Manali –Rohtang-Keylong -LehSimilar is the story of Manali –Rohtang-Keylong -Leh route. The Rohtang Pass receives heavy snowfall and blizzards during winter months and is open for road traffic for only four months in a year. The tunnel will keep the highway open during the winter.  Rohtang tunnel is not exactly under Rohtang pass; it is slightly west of the pass and situated in the Pir Panjal ranges, in Manali, Himachal Pradesh. The southern end (portal) of the tunnel is reached by turning left at Palchan, 10 km north of Manali on the way to Rohtang pass or about 40 km before Rohtang pass. After crossing Solang village, Dhundi is reached after 10 km. The south end of the tunnel is just north of Dhundi across the Beas River. The northern end of the tunnel meets the existing Leh–Manali Highway near Teling village about 10 km west of Gramphu which is the first village after Rohtang Pass on the existing highway.It is expected to reduce the distance between Manali and Keylong by about 60 km .The tunnel is at an elevation of 3,100 metres (10,171 ft) whereas the Rohtang Pass is at an elevation of 3,978 metres (13,051 ft) and 51 km (32 mi) from Manali.

Afcons, in a joint venture with Strabag AG, is constructing this world’s longest motorable tunnel .

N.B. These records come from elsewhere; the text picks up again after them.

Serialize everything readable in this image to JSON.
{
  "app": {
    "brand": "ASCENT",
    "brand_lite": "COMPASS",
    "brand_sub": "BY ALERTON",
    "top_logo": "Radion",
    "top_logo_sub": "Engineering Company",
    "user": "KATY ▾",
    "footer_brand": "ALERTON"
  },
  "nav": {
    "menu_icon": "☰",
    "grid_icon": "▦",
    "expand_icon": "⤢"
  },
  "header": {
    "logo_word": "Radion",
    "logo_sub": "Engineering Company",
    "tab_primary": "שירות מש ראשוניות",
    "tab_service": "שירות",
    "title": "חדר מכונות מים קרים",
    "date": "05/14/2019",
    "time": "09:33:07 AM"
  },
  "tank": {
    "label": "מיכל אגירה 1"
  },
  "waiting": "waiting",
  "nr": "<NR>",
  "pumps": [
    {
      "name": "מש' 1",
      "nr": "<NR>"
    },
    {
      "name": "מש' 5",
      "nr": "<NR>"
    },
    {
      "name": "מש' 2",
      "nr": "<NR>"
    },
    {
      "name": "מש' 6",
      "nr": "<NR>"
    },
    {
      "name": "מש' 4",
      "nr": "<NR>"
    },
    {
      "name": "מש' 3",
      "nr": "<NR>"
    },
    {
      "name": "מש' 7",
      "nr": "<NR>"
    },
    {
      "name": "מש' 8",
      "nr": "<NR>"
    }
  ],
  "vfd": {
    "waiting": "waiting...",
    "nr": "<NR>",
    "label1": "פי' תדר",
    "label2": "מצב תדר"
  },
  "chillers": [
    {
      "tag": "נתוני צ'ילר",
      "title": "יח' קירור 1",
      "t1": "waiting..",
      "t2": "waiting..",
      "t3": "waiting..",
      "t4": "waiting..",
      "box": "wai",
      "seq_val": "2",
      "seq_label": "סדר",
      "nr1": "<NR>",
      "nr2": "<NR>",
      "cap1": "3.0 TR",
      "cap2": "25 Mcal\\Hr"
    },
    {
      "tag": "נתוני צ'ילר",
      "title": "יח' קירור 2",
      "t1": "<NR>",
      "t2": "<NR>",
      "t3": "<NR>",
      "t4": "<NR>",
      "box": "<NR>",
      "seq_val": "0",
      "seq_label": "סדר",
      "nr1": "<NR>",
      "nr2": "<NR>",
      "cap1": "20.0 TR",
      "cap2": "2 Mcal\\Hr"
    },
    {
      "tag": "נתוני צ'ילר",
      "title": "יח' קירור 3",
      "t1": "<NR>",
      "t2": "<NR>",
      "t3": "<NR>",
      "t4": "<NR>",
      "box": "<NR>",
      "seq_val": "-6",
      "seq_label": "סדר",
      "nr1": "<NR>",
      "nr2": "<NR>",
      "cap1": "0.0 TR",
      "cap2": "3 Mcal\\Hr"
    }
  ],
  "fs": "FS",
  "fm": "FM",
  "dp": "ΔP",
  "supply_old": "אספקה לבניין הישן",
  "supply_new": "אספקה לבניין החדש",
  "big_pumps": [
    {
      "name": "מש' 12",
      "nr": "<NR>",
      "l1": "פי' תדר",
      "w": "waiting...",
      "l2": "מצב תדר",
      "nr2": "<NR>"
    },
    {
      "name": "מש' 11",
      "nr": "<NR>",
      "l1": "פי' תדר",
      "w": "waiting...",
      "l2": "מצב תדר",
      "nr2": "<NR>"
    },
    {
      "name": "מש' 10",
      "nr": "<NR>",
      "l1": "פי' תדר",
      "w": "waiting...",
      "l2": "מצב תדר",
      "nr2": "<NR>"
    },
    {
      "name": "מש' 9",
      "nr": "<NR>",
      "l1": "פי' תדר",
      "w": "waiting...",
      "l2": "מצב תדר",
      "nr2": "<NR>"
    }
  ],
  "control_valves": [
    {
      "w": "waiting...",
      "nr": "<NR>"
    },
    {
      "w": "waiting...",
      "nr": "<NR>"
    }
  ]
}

When completed, the 8.8 km (5.5 mi) long  ,10 meter wide two way tunnel is also set to become the world’ longest tunnel at an altitude above 3,000 m or 10,000 ft. The nearest in comparison to the Rohtang Tunnel would be the Anzob Tunnel in Tajikistan (length 5 km (3.1 mi), altitude 3,372 metres (11,063 ft)), Khojak Rail tunnel near Quetta in Pakistan (length 3.9 km, altitude 3,912m), Salang Tunnel in the Hindu Kush mountains in Afghanistan (length 2.6 km, altitude 3,400m) and the Eisenhower–Johnson Memorial Tunnel in the United States (length 2.73 km (1.7 mi), altitude 3,401 m (11,158 ft)).

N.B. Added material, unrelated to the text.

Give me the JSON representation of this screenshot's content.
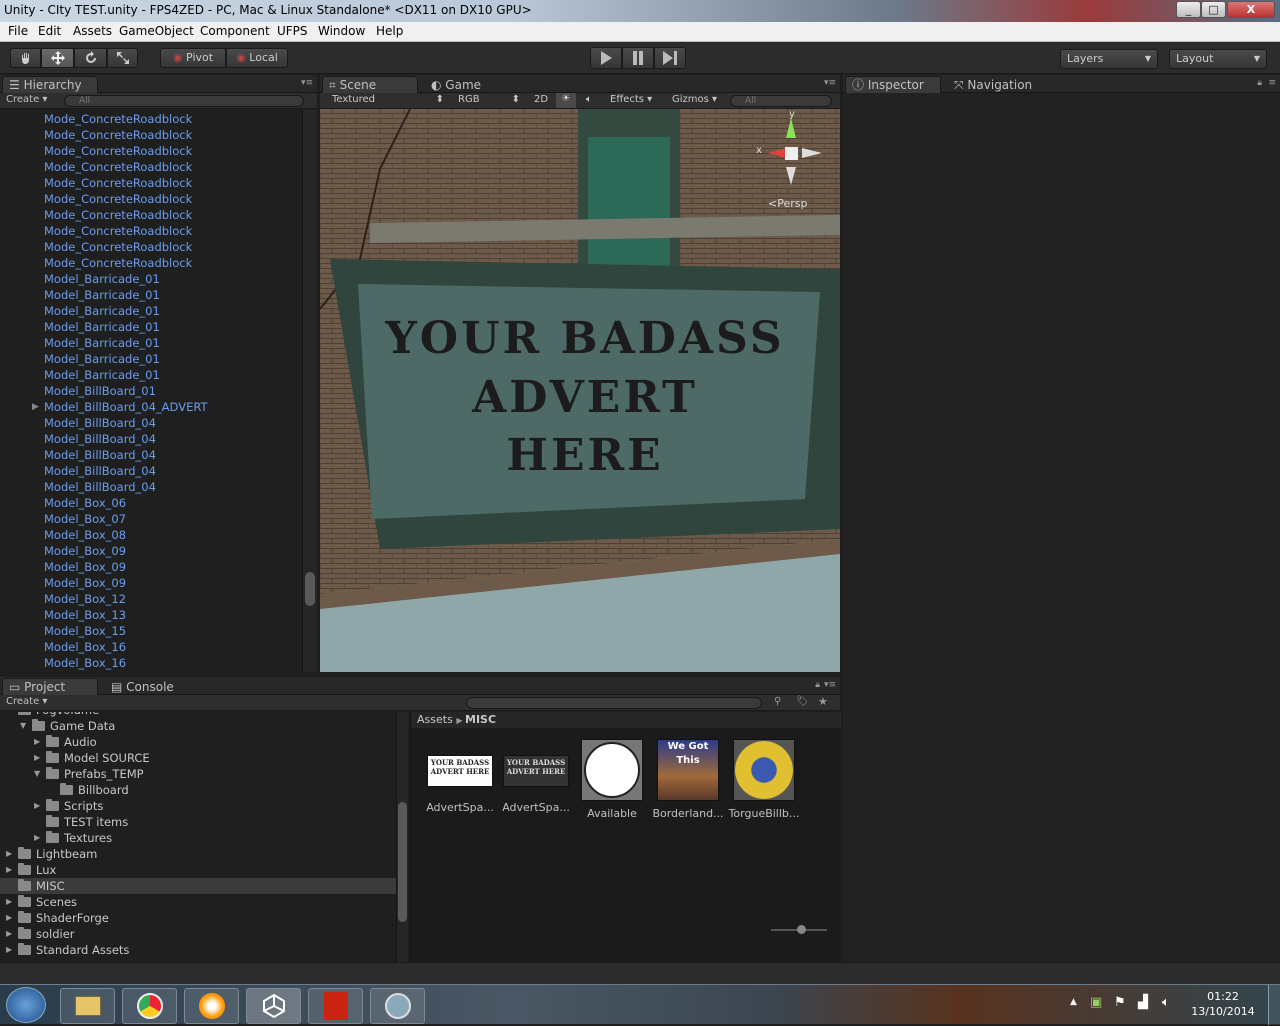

The 85 km distance from Manali to Keylong on the other side of Rohtang Pass is usually covered by vehicles in about five to six hours, without counting the long hours of traffic jams on the hilly route. The same distance would now be covered in less than half-an-hour through the tunnel and without traffic snarls. Keylong would be just 25 km from the North Portal of the tunnel. Its foundation stone was laid on 28 June 2010. As of October 2013, a little more than 4 km of the tunnel had been dug. However, about 30 m portion of the roof of the tunnel collapsed towards the north portal on 17 October 2013 and the digging had to be stopped. As on 13 October 2017 both ends of the tunnel met. The Defence Minister, Nirmala Sithraman, visited the site on 15 October 2017.

As on 22 November 2017, it was decided to allow patients to be carried through the under-construction tunnel only in the gravest of emergency when the helicopter service was not available and not to allow civilians to enter the tunnel before completion due to risks of falling rocks, lack of oxygen in the tunnel as ventilation system was yet to be installed, etc. and likely interruption in construction work due to presence of civilians.

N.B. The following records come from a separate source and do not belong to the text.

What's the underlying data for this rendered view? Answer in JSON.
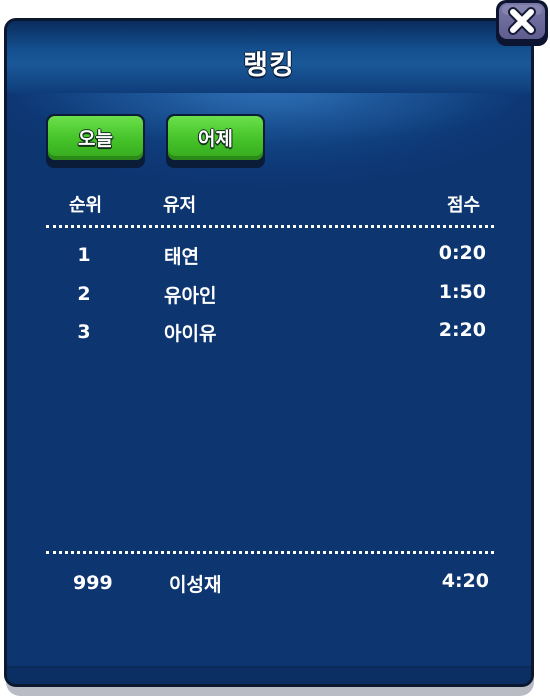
{
  "title": "랭킹",
  "close_icon": "close-x-icon",
  "tabs": [
    {
      "label": "오늘"
    },
    {
      "label": "어제"
    }
  ],
  "columns": {
    "rank": "순위",
    "user": "유저",
    "score": "점수"
  },
  "rows": [
    {
      "rank": "1",
      "user": "태연",
      "score": "0:20"
    },
    {
      "rank": "2",
      "user": "유아인",
      "score": "1:50"
    },
    {
      "rank": "3",
      "user": "아이유",
      "score": "2:20"
    }
  ],
  "my_row": {
    "rank": "999",
    "user": "이성재",
    "score": "4:20"
  },
  "colors": {
    "panel": "#0d3570",
    "tab_green": "#44c228",
    "close_button": "#6a689a",
    "text": "#ffffff"
  }
}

The tunnel may be fully opened for general traffic by end 2019 after detailed work of laying concrete road, security points, fire safety, complete ventilation and telephone booths at regular intervals is completed.

The Rohtang Pass Highway Tunnel will significantly reduce travel time between Manali and Lahaul-Spiti and would provide all year connectivity to Lahaul Spiti.  However,the envisaged opening of Rohtang Tunnel does not make the axis open for 365 days in a year. It is because on this route there are three more passes namely Baralacha La, Lachung La and Tanglang La which also need tunneling before it happens. There is an alternate to this which is to explore the feasibility of a tunnel through Shinku La – or the erstwhile Zorawar Route via Lama Yaru to Leh. It would be short in length, avoid the above mentioned three passes and may perhaps be the quickest way to keep Manali – Leh route open round the year. The gains are many, to name a few, reduction in fuel consumption, saving in time to reach Leh and employment of disgruntled youth of J&K.

The option of Shinku La Tunnel needs serious consideration to enhance the confidence level of troops and its economic advantage. This would secure Ladakh logistically ,in an earliest time frame as against the other options discussed above.